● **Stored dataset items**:
|---|

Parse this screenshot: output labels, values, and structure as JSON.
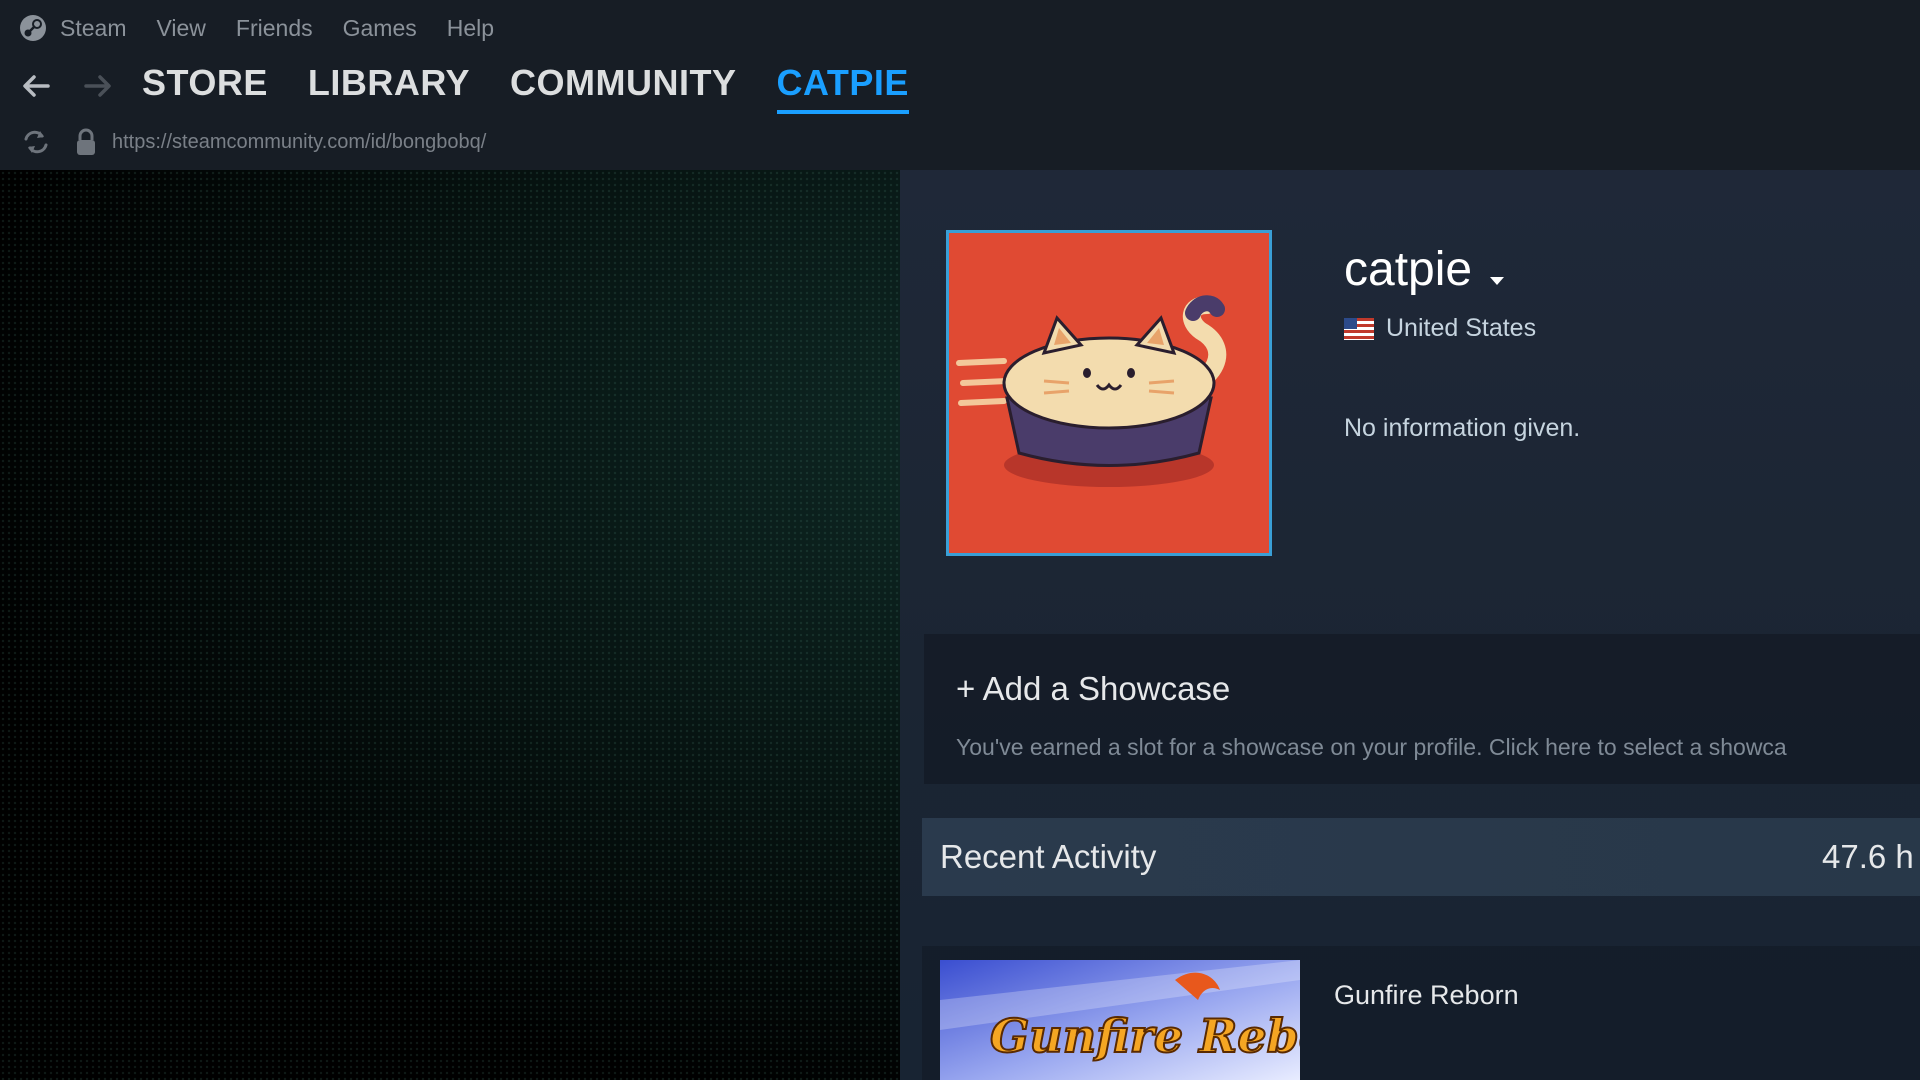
{
  "menubar": {
    "app_name": "Steam",
    "items": [
      "View",
      "Friends",
      "Games",
      "Help"
    ]
  },
  "navbar": {
    "tabs": [
      {
        "label": "STORE"
      },
      {
        "label": "LIBRARY"
      },
      {
        "label": "COMMUNITY"
      },
      {
        "label": "CATPIE",
        "active": true
      }
    ]
  },
  "urlbar": {
    "url": "https://steamcommunity.com/id/bongbobq/"
  },
  "profile": {
    "persona_name": "catpie",
    "location": "United States",
    "summary": "No information given.",
    "showcase": {
      "title": "+ Add a Showcase",
      "description": "You've earned a slot for a showcase on your profile. Click here to select a showca"
    },
    "recent_activity": {
      "title": "Recent Activity",
      "hours": "47.6 h"
    },
    "games": [
      {
        "name": "Gunfire Reborn",
        "capsule_text": "Gunfire Reborn"
      }
    ]
  },
  "colors": {
    "accent": "#1a9fff",
    "avatar_bg": "#e04a33",
    "chrome_bg": "#171d25"
  }
}
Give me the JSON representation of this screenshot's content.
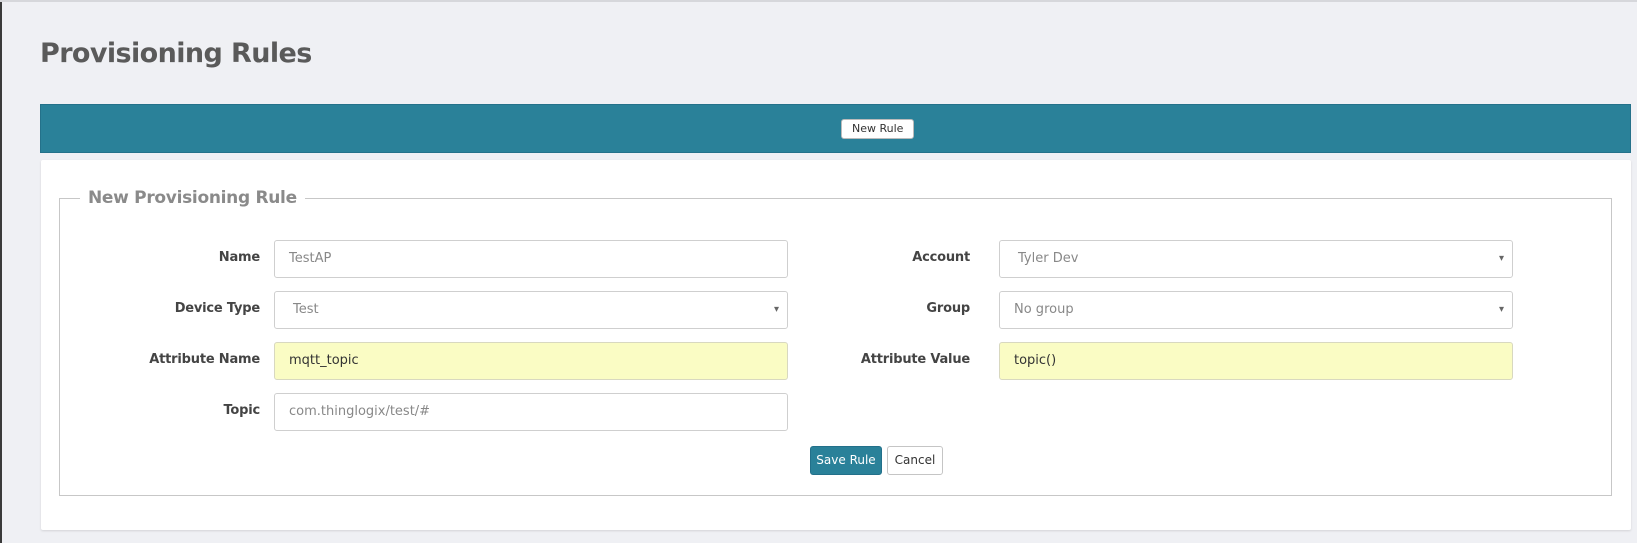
{
  "page": {
    "title": "Provisioning Rules"
  },
  "toolbar": {
    "new_rule_label": "New Rule"
  },
  "form": {
    "legend": "New Provisioning Rule",
    "name": {
      "label": "Name",
      "value": "TestAP"
    },
    "account": {
      "label": "Account",
      "value": "Tyler Dev"
    },
    "device_type": {
      "label": "Device Type",
      "value": "Test"
    },
    "group": {
      "label": "Group",
      "value": "No group"
    },
    "attribute_name": {
      "label": "Attribute Name",
      "value": "mqtt_topic"
    },
    "attribute_value": {
      "label": "Attribute Value",
      "value": "topic()"
    },
    "topic": {
      "label": "Topic",
      "value": "com.thinglogix/test/#"
    },
    "save_label": "Save Rule",
    "cancel_label": "Cancel"
  },
  "icons": {
    "select_caret": "▾"
  },
  "colors": {
    "accent": "#2a8199",
    "page_background": "#eff0f4",
    "highlight_field": "#fafcc4"
  }
}
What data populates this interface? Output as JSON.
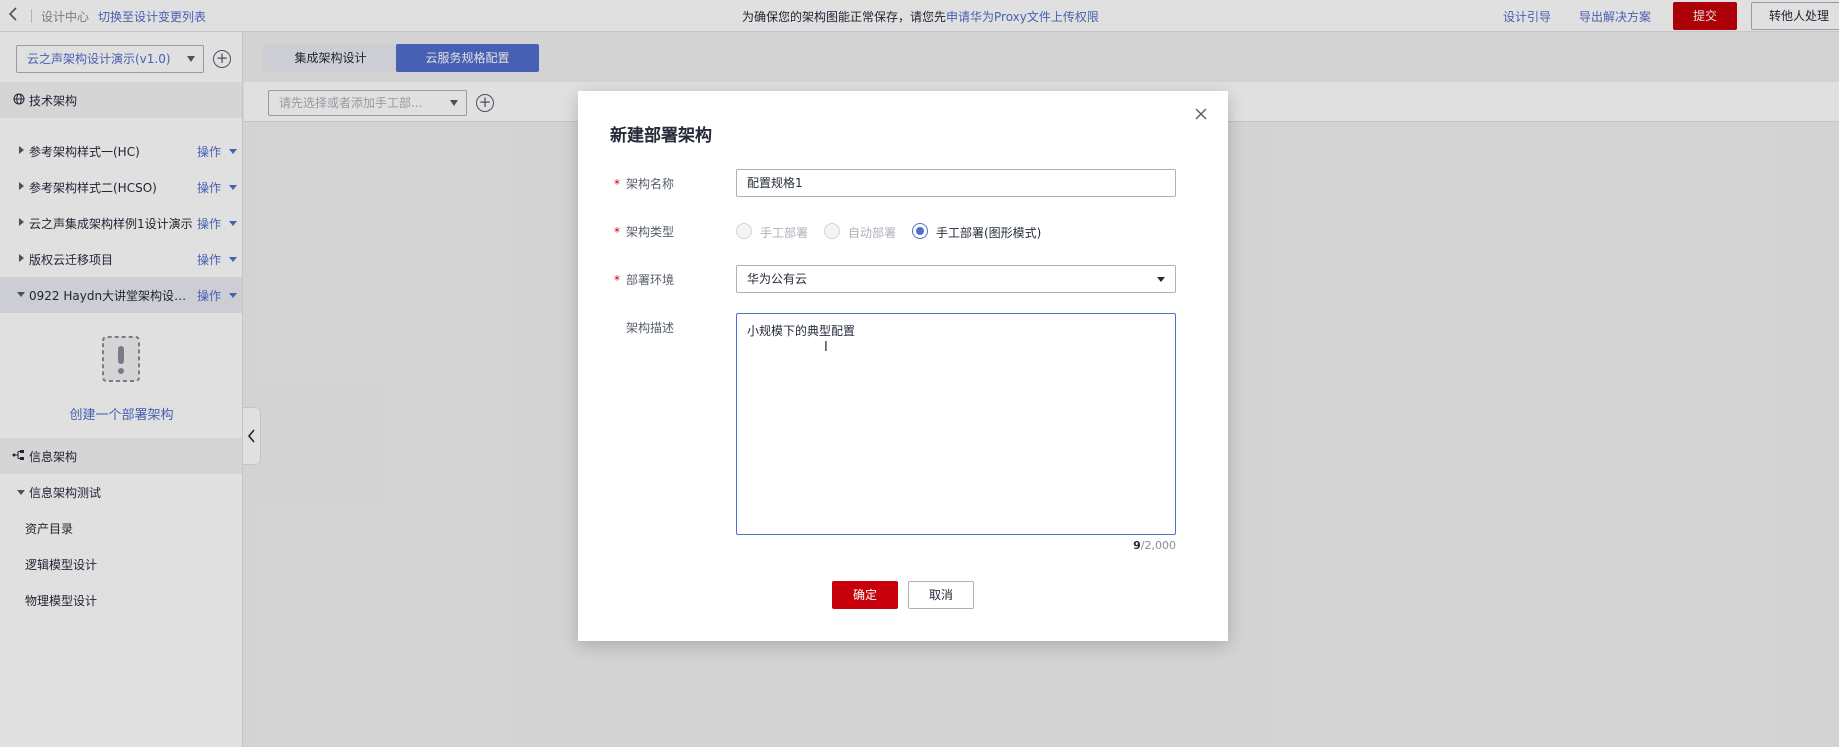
{
  "topbar": {
    "breadcrumb": "设计中心",
    "switch_link": "切换至设计变更列表",
    "notice_prefix": "为确保您的架构图能正常保存，请您先",
    "notice_link": "申请华为Proxy文件上传权限",
    "design_guide": "设计引导",
    "export_solution": "导出解决方案",
    "submit": "提交",
    "transfer": "转他人处理"
  },
  "sidebar": {
    "version_select": "云之声架构设计演示(v1.0)",
    "tech_arch_label": "技术架构",
    "arch_items": [
      {
        "label": "参考架构样式一(HC)",
        "op": "操作"
      },
      {
        "label": "参考架构样式二(HCSO)",
        "op": "操作"
      },
      {
        "label": "云之声集成架构样例1设计演示",
        "op": "操作"
      },
      {
        "label": "版权云迁移项目",
        "op": "操作"
      },
      {
        "label": "0922 Haydn大讲堂架构设计...",
        "op": "操作"
      }
    ],
    "create_deploy": "创建一个部署架构",
    "info_arch_label": "信息架构",
    "info_test_label": "信息架构测试",
    "sub_items": [
      "资产目录",
      "逻辑模型设计",
      "物理模型设计"
    ]
  },
  "main": {
    "tabs": [
      "集成架构设计",
      "云服务规格配置"
    ],
    "config_placeholder": "请先选择或者添加手工部..."
  },
  "modal": {
    "title": "新建部署架构",
    "name_label": "架构名称",
    "name_value": "配置规格1",
    "type_label": "架构类型",
    "type_options": [
      "手工部署",
      "自动部署",
      "手工部署(图形模式)"
    ],
    "env_label": "部署环境",
    "env_value": "华为公有云",
    "desc_label": "架构描述",
    "desc_value": "小规模下的典型配置",
    "counter_current": "9",
    "counter_max": "/2,000",
    "ok": "确定",
    "cancel": "取消"
  },
  "colors": {
    "accent": "#526ecc",
    "brand_red": "#c7000b"
  }
}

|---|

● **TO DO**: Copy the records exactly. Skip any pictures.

● **OUTPUT BELOW**:
Parse this screenshot: output labels, values, and structure as JSON.
{
  "menubar": {
    "app_name": "Steam",
    "items": [
      "View",
      "Friends",
      "Games",
      "Help"
    ]
  },
  "navbar": {
    "tabs": [
      {
        "label": "STORE"
      },
      {
        "label": "LIBRARY"
      },
      {
        "label": "COMMUNITY"
      },
      {
        "label": "CATPIE",
        "active": true
      }
    ]
  },
  "urlbar": {
    "url": "https://steamcommunity.com/id/bongbobq/"
  },
  "profile": {
    "persona_name": "catpie",
    "location": "United States",
    "summary": "No information given.",
    "showcase": {
      "title": "+ Add a Showcase",
      "description": "You've earned a slot for a showcase on your profile. Click here to select a showca"
    },
    "recent_activity": {
      "title": "Recent Activity",
      "hours": "47.6 h"
    },
    "games": [
      {
        "name": "Gunfire Reborn",
        "capsule_text": "Gunfire Reborn"
      }
    ]
  },
  "colors": {
    "accent": "#1a9fff",
    "avatar_bg": "#e04a33",
    "chrome_bg": "#171d25"
  }
}
Give me the JSON representation of this screenshot's content.
{
  "page": {
    "title": "Provisioning Rules"
  },
  "toolbar": {
    "new_rule_label": "New Rule"
  },
  "form": {
    "legend": "New Provisioning Rule",
    "name": {
      "label": "Name",
      "value": "TestAP"
    },
    "account": {
      "label": "Account",
      "value": "Tyler Dev"
    },
    "device_type": {
      "label": "Device Type",
      "value": "Test"
    },
    "group": {
      "label": "Group",
      "value": "No group"
    },
    "attribute_name": {
      "label": "Attribute Name",
      "value": "mqtt_topic"
    },
    "attribute_value": {
      "label": "Attribute Value",
      "value": "topic()"
    },
    "topic": {
      "label": "Topic",
      "value": "com.thinglogix/test/#"
    },
    "save_label": "Save Rule",
    "cancel_label": "Cancel"
  },
  "icons": {
    "select_caret": "▾"
  },
  "colors": {
    "accent": "#2a8199",
    "page_background": "#eff0f4",
    "highlight_field": "#fafcc4"
  }
}
What data populates this interface? Output as JSON.
{
  "topbar": {
    "breadcrumb": "设计中心",
    "switch_link": "切换至设计变更列表",
    "notice_prefix": "为确保您的架构图能正常保存，请您先",
    "notice_link": "申请华为Proxy文件上传权限",
    "design_guide": "设计引导",
    "export_solution": "导出解决方案",
    "submit": "提交",
    "transfer": "转他人处理"
  },
  "sidebar": {
    "version_select": "云之声架构设计演示(v1.0)",
    "tech_arch_label": "技术架构",
    "arch_items": [
      {
        "label": "参考架构样式一(HC)",
        "op": "操作"
      },
      {
        "label": "参考架构样式二(HCSO)",
        "op": "操作"
      },
      {
        "label": "云之声集成架构样例1设计演示",
        "op": "操作"
      },
      {
        "label": "版权云迁移项目",
        "op": "操作"
      },
      {
        "label": "0922 Haydn大讲堂架构设计...",
        "op": "操作"
      }
    ],
    "create_deploy": "创建一个部署架构",
    "info_arch_label": "信息架构",
    "info_test_label": "信息架构测试",
    "sub_items": [
      "资产目录",
      "逻辑模型设计",
      "物理模型设计"
    ]
  },
  "main": {
    "tabs": [
      "集成架构设计",
      "云服务规格配置"
    ],
    "config_placeholder": "请先选择或者添加手工部..."
  },
  "modal": {
    "title": "新建部署架构",
    "name_label": "架构名称",
    "name_value": "配置规格1",
    "type_label": "架构类型",
    "type_options": [
      "手工部署",
      "自动部署",
      "手工部署(图形模式)"
    ],
    "env_label": "部署环境",
    "env_value": "华为公有云",
    "desc_label": "架构描述",
    "desc_value": "小规模下的典型配置",
    "counter_current": "9",
    "counter_max": "/2,000",
    "ok": "确定",
    "cancel": "取消"
  },
  "colors": {
    "accent": "#526ecc",
    "brand_red": "#c7000b"
  }
}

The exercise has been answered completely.